What is needed → Without the pictures, give the records again exactly as they appear.

[Interface dataset entries]

========

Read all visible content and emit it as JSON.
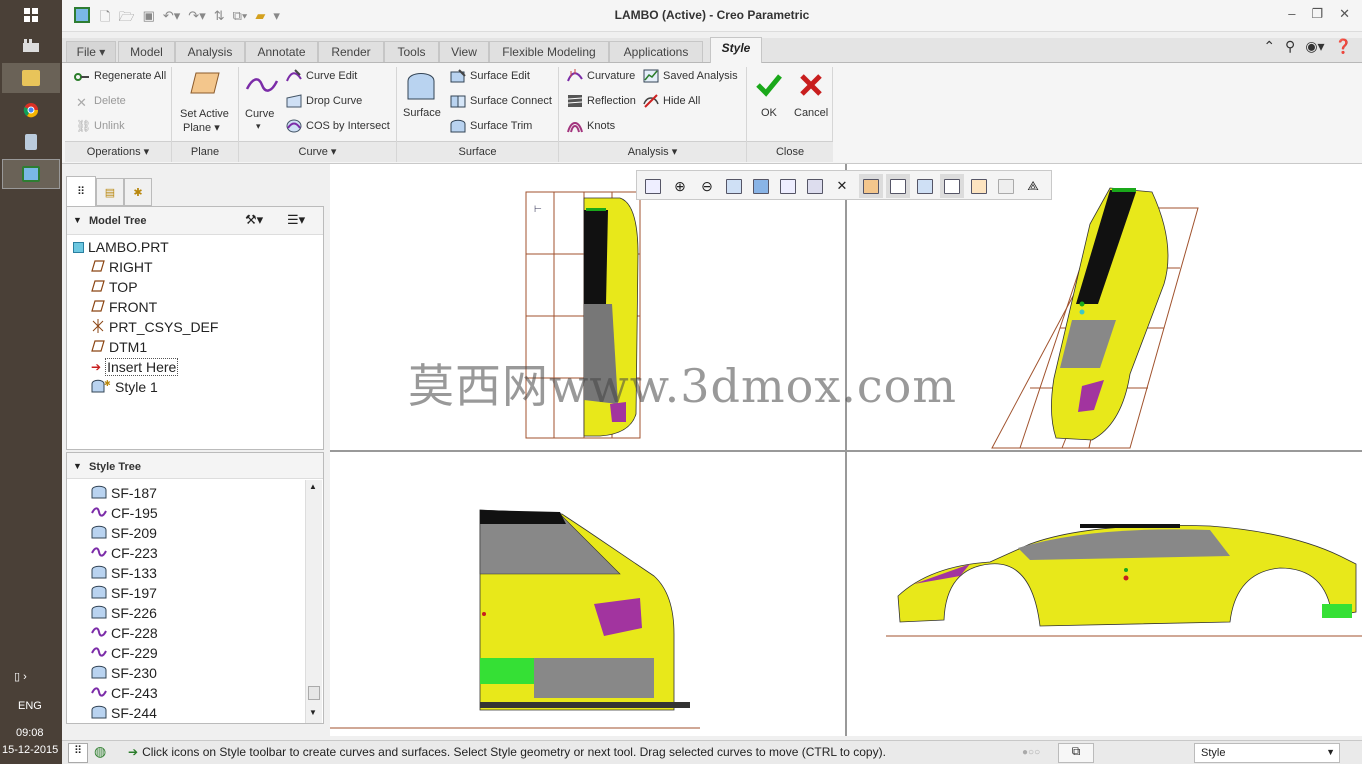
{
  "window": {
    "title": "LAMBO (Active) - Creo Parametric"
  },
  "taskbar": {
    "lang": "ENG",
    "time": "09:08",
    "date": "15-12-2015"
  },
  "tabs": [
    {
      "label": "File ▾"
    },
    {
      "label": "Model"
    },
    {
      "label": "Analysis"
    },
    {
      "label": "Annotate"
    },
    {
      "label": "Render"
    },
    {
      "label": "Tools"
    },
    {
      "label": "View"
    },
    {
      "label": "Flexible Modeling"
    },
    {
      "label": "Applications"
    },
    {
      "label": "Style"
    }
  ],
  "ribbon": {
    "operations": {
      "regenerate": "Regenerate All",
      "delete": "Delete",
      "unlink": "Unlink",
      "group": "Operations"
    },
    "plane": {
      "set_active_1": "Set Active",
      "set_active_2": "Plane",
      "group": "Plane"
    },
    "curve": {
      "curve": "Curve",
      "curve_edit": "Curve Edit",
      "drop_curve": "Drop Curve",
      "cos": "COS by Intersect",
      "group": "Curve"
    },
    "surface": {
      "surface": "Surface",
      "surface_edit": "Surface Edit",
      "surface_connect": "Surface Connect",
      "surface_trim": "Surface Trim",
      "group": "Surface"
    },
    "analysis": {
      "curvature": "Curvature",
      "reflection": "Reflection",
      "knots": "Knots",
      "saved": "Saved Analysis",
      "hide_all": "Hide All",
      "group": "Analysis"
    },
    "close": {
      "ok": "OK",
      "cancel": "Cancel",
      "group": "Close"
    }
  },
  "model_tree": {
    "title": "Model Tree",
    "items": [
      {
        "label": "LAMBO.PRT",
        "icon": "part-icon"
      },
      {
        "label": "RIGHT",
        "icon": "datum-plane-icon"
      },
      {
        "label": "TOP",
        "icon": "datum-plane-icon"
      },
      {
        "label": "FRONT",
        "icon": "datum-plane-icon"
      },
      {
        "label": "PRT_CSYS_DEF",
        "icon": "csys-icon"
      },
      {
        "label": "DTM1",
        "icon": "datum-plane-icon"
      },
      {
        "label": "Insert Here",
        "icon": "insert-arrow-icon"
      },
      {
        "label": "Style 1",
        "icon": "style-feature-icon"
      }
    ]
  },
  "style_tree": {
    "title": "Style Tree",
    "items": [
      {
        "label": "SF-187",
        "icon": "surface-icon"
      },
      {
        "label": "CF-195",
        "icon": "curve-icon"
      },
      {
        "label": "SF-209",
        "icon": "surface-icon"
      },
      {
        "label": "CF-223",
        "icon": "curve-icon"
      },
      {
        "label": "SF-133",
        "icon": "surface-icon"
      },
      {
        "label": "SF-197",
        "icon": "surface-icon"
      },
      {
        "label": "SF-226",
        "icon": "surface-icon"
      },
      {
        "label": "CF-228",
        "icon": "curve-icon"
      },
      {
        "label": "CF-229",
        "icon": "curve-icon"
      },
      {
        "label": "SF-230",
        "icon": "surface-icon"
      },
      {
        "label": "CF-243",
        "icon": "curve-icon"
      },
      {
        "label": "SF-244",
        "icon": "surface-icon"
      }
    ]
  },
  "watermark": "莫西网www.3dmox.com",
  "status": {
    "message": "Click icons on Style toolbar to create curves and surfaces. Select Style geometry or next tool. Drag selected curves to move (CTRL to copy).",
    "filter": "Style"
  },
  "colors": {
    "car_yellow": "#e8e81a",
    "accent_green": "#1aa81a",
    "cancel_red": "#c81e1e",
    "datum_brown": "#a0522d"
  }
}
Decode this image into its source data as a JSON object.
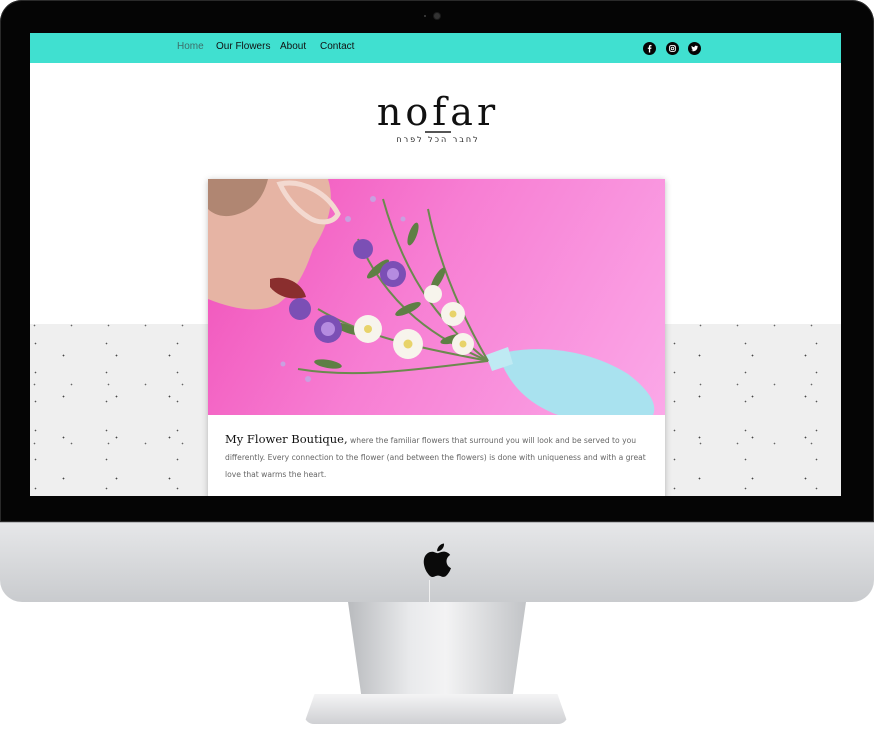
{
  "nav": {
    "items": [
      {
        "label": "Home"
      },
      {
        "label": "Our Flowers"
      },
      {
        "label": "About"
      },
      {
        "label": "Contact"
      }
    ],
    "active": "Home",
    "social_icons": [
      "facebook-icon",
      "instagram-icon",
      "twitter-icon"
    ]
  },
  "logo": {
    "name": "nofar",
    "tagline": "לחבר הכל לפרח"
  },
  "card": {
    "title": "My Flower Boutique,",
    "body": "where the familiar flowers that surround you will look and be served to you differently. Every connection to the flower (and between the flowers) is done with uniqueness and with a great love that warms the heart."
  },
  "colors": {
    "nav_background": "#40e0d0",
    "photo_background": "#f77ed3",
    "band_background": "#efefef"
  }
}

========

Answer to this exercise →
Read all visible content and emit it as JSON.
{
  "window": {
    "title": "LAMBO (Active) - Creo Parametric"
  },
  "taskbar": {
    "lang": "ENG",
    "time": "09:08",
    "date": "15-12-2015"
  },
  "tabs": [
    {
      "label": "File ▾"
    },
    {
      "label": "Model"
    },
    {
      "label": "Analysis"
    },
    {
      "label": "Annotate"
    },
    {
      "label": "Render"
    },
    {
      "label": "Tools"
    },
    {
      "label": "View"
    },
    {
      "label": "Flexible Modeling"
    },
    {
      "label": "Applications"
    },
    {
      "label": "Style"
    }
  ],
  "ribbon": {
    "operations": {
      "regenerate": "Regenerate All",
      "delete": "Delete",
      "unlink": "Unlink",
      "group": "Operations"
    },
    "plane": {
      "set_active_1": "Set Active",
      "set_active_2": "Plane",
      "group": "Plane"
    },
    "curve": {
      "curve": "Curve",
      "curve_edit": "Curve Edit",
      "drop_curve": "Drop Curve",
      "cos": "COS by Intersect",
      "group": "Curve"
    },
    "surface": {
      "surface": "Surface",
      "surface_edit": "Surface Edit",
      "surface_connect": "Surface Connect",
      "surface_trim": "Surface Trim",
      "group": "Surface"
    },
    "analysis": {
      "curvature": "Curvature",
      "reflection": "Reflection",
      "knots": "Knots",
      "saved": "Saved Analysis",
      "hide_all": "Hide All",
      "group": "Analysis"
    },
    "close": {
      "ok": "OK",
      "cancel": "Cancel",
      "group": "Close"
    }
  },
  "model_tree": {
    "title": "Model Tree",
    "items": [
      {
        "label": "LAMBO.PRT",
        "icon": "part-icon"
      },
      {
        "label": "RIGHT",
        "icon": "datum-plane-icon"
      },
      {
        "label": "TOP",
        "icon": "datum-plane-icon"
      },
      {
        "label": "FRONT",
        "icon": "datum-plane-icon"
      },
      {
        "label": "PRT_CSYS_DEF",
        "icon": "csys-icon"
      },
      {
        "label": "DTM1",
        "icon": "datum-plane-icon"
      },
      {
        "label": "Insert Here",
        "icon": "insert-arrow-icon"
      },
      {
        "label": "Style 1",
        "icon": "style-feature-icon"
      }
    ]
  },
  "style_tree": {
    "title": "Style Tree",
    "items": [
      {
        "label": "SF-187",
        "icon": "surface-icon"
      },
      {
        "label": "CF-195",
        "icon": "curve-icon"
      },
      {
        "label": "SF-209",
        "icon": "surface-icon"
      },
      {
        "label": "CF-223",
        "icon": "curve-icon"
      },
      {
        "label": "SF-133",
        "icon": "surface-icon"
      },
      {
        "label": "SF-197",
        "icon": "surface-icon"
      },
      {
        "label": "SF-226",
        "icon": "surface-icon"
      },
      {
        "label": "CF-228",
        "icon": "curve-icon"
      },
      {
        "label": "CF-229",
        "icon": "curve-icon"
      },
      {
        "label": "SF-230",
        "icon": "surface-icon"
      },
      {
        "label": "CF-243",
        "icon": "curve-icon"
      },
      {
        "label": "SF-244",
        "icon": "surface-icon"
      }
    ]
  },
  "watermark": "莫西网www.3dmox.com",
  "status": {
    "message": "Click icons on Style toolbar to create curves and surfaces. Select Style geometry or next tool. Drag selected curves to move (CTRL to copy).",
    "filter": "Style"
  },
  "colors": {
    "car_yellow": "#e8e81a",
    "accent_green": "#1aa81a",
    "cancel_red": "#c81e1e",
    "datum_brown": "#a0522d"
  }
}
Decode this image into its source data as a JSON object.
{
  "nav": {
    "items": [
      {
        "label": "Home"
      },
      {
        "label": "Our Flowers"
      },
      {
        "label": "About"
      },
      {
        "label": "Contact"
      }
    ],
    "active": "Home",
    "social_icons": [
      "facebook-icon",
      "instagram-icon",
      "twitter-icon"
    ]
  },
  "logo": {
    "name": "nofar",
    "tagline": "לחבר הכל לפרח"
  },
  "card": {
    "title": "My Flower Boutique,",
    "body": "where the familiar flowers that surround you will look and be served to you differently. Every connection to the flower (and between the flowers) is done with uniqueness and with a great love that warms the heart."
  },
  "colors": {
    "nav_background": "#40e0d0",
    "photo_background": "#f77ed3",
    "band_background": "#efefef"
  }
}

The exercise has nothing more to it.